------ Provided records

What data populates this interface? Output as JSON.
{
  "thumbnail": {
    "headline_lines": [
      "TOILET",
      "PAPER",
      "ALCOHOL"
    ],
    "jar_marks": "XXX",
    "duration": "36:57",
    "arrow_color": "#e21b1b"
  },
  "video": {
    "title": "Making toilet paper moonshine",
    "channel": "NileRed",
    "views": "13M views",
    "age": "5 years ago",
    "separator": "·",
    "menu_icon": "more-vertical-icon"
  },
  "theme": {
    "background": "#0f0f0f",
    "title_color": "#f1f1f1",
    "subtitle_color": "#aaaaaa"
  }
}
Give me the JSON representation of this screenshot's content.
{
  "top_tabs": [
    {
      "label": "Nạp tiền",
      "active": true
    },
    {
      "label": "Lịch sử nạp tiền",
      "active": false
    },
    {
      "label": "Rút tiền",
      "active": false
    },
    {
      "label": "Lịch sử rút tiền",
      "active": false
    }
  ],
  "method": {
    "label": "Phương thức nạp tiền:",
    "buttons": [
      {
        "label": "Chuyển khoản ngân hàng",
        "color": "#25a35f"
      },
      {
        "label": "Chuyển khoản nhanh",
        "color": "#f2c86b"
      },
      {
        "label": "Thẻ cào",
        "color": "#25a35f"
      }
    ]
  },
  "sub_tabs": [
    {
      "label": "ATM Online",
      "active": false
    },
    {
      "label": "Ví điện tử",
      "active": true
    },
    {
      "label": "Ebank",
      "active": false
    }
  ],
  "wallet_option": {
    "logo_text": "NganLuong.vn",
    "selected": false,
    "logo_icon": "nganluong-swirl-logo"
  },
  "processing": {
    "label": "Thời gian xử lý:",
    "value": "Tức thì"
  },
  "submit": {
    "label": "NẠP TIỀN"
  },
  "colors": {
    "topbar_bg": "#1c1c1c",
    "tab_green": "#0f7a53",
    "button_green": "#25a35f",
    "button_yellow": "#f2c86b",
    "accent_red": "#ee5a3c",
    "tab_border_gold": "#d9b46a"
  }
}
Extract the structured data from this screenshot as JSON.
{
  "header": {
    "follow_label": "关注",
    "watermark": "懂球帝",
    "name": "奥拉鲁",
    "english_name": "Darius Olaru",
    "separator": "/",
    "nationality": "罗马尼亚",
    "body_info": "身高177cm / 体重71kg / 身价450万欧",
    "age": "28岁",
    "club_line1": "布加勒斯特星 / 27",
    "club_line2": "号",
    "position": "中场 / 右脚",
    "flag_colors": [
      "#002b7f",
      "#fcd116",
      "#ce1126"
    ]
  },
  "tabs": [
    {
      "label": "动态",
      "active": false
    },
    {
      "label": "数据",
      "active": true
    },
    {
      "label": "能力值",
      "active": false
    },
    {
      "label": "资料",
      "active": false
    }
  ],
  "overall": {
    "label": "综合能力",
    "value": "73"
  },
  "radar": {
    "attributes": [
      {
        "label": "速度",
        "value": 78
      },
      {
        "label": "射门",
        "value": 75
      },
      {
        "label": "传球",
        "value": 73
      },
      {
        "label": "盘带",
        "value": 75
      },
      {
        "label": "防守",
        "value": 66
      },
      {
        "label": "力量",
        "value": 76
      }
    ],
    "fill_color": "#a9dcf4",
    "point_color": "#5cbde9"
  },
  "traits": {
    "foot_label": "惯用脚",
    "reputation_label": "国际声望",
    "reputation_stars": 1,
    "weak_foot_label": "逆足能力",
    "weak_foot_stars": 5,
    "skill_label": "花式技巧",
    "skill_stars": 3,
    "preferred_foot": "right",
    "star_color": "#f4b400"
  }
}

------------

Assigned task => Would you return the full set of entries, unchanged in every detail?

Problem solution =>
What data populates this interface? Output as JSON.
{
  "thumbnail": {
    "headline_lines": [
      "TOILET",
      "PAPER",
      "ALCOHOL"
    ],
    "jar_marks": "XXX",
    "duration": "36:57",
    "arrow_color": "#e21b1b"
  },
  "video": {
    "title": "Making toilet paper moonshine",
    "channel": "NileRed",
    "views": "13M views",
    "age": "5 years ago",
    "separator": "·",
    "menu_icon": "more-vertical-icon"
  },
  "theme": {
    "background": "#0f0f0f",
    "title_color": "#f1f1f1",
    "subtitle_color": "#aaaaaa"
  }
}
Give me the JSON representation of this screenshot's content.
{
  "top_tabs": [
    {
      "label": "Nạp tiền",
      "active": true
    },
    {
      "label": "Lịch sử nạp tiền",
      "active": false
    },
    {
      "label": "Rút tiền",
      "active": false
    },
    {
      "label": "Lịch sử rút tiền",
      "active": false
    }
  ],
  "method": {
    "label": "Phương thức nạp tiền:",
    "buttons": [
      {
        "label": "Chuyển khoản ngân hàng",
        "color": "#25a35f"
      },
      {
        "label": "Chuyển khoản nhanh",
        "color": "#f2c86b"
      },
      {
        "label": "Thẻ cào",
        "color": "#25a35f"
      }
    ]
  },
  "sub_tabs": [
    {
      "label": "ATM Online",
      "active": false
    },
    {
      "label": "Ví điện tử",
      "active": true
    },
    {
      "label": "Ebank",
      "active": false
    }
  ],
  "wallet_option": {
    "logo_text": "NganLuong.vn",
    "selected": false,
    "logo_icon": "nganluong-swirl-logo"
  },
  "processing": {
    "label": "Thời gian xử lý:",
    "value": "Tức thì"
  },
  "submit": {
    "label": "NẠP TIỀN"
  },
  "colors": {
    "topbar_bg": "#1c1c1c",
    "tab_green": "#0f7a53",
    "button_green": "#25a35f",
    "button_yellow": "#f2c86b",
    "accent_red": "#ee5a3c",
    "tab_border_gold": "#d9b46a"
  }
}
Extract the structured data from this screenshot as JSON.
{
  "header": {
    "follow_label": "关注",
    "watermark": "懂球帝",
    "name": "奥拉鲁",
    "english_name": "Darius Olaru",
    "separator": "/",
    "nationality": "罗马尼亚",
    "body_info": "身高177cm / 体重71kg / 身价450万欧",
    "age": "28岁",
    "club_line1": "布加勒斯特星 / 27",
    "club_line2": "号",
    "position": "中场 / 右脚",
    "flag_colors": [
      "#002b7f",
      "#fcd116",
      "#ce1126"
    ]
  },
  "tabs": [
    {
      "label": "动态",
      "active": false
    },
    {
      "label": "数据",
      "active": true
    },
    {
      "label": "能力值",
      "active": false
    },
    {
      "label": "资料",
      "active": false
    }
  ],
  "overall": {
    "label": "综合能力",
    "value": "73"
  },
  "radar": {
    "attributes": [
      {
        "label": "速度",
        "value": 78
      },
      {
        "label": "射门",
        "value": 75
      },
      {
        "label": "传球",
        "value": 73
      },
      {
        "label": "盘带",
        "value": 75
      },
      {
        "label": "防守",
        "value": 66
      },
      {
        "label": "力量",
        "value": 76
      }
    ],
    "fill_color": "#a9dcf4",
    "point_color": "#5cbde9"
  },
  "traits": {
    "foot_label": "惯用脚",
    "reputation_label": "国际声望",
    "reputation_stars": 1,
    "weak_foot_label": "逆足能力",
    "weak_foot_stars": 5,
    "skill_label": "花式技巧",
    "skill_stars": 3,
    "preferred_foot": "right",
    "star_color": "#f4b400"
  }
}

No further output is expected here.